• [Work to be completed]: Output only the entries, exactly as given, without the pictures.

• [Data provided]:
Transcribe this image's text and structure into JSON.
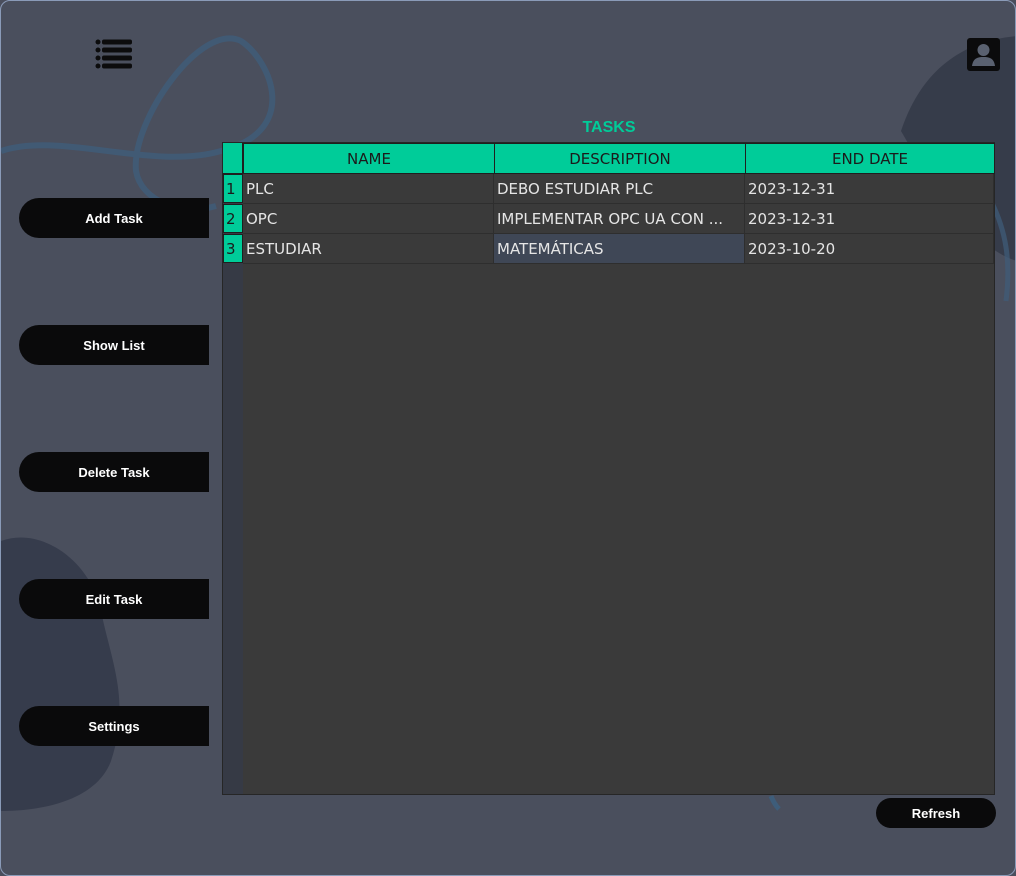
{
  "sidebar": {
    "buttons": [
      {
        "label": "Add Task"
      },
      {
        "label": "Show List"
      },
      {
        "label": "Delete Task"
      },
      {
        "label": "Edit Task"
      },
      {
        "label": "Settings"
      }
    ]
  },
  "header": {
    "menu_icon": "hamburger-list-icon",
    "user_icon": "user-profile-icon"
  },
  "tasks": {
    "title": "TASKS",
    "columns": [
      "NAME",
      "DESCRIPTION",
      "END DATE"
    ],
    "rows": [
      {
        "num": "1",
        "name": "PLC",
        "description": "DEBO ESTUDIAR PLC",
        "end_date": "2023-12-31"
      },
      {
        "num": "2",
        "name": "OPC",
        "description": "IMPLEMENTAR OPC UA CON ...",
        "end_date": "2023-12-31"
      },
      {
        "num": "3",
        "name": "ESTUDIAR",
        "description": "MATEMÁTICAS",
        "end_date": "2023-10-20"
      }
    ]
  },
  "refresh_label": "Refresh",
  "colors": {
    "accent": "#00cc99",
    "background": "#4a4f5d",
    "button": "#0a0a0b",
    "table": "#3a3a3a"
  }
}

• [Answer to the exercise]:
Transcribe this image's text and structure into JSON.
{
  "sidebar": {
    "buttons": [
      {
        "label": "Add Task"
      },
      {
        "label": "Show List"
      },
      {
        "label": "Delete Task"
      },
      {
        "label": "Edit Task"
      },
      {
        "label": "Settings"
      }
    ]
  },
  "header": {
    "menu_icon": "hamburger-list-icon",
    "user_icon": "user-profile-icon"
  },
  "tasks": {
    "title": "TASKS",
    "columns": [
      "NAME",
      "DESCRIPTION",
      "END DATE"
    ],
    "rows": [
      {
        "num": "1",
        "name": "PLC",
        "description": "DEBO ESTUDIAR PLC",
        "end_date": "2023-12-31"
      },
      {
        "num": "2",
        "name": "OPC",
        "description": "IMPLEMENTAR OPC UA CON ...",
        "end_date": "2023-12-31"
      },
      {
        "num": "3",
        "name": "ESTUDIAR",
        "description": "MATEMÁTICAS",
        "end_date": "2023-10-20"
      }
    ]
  },
  "refresh_label": "Refresh",
  "colors": {
    "accent": "#00cc99",
    "background": "#4a4f5d",
    "button": "#0a0a0b",
    "table": "#3a3a3a"
  }
}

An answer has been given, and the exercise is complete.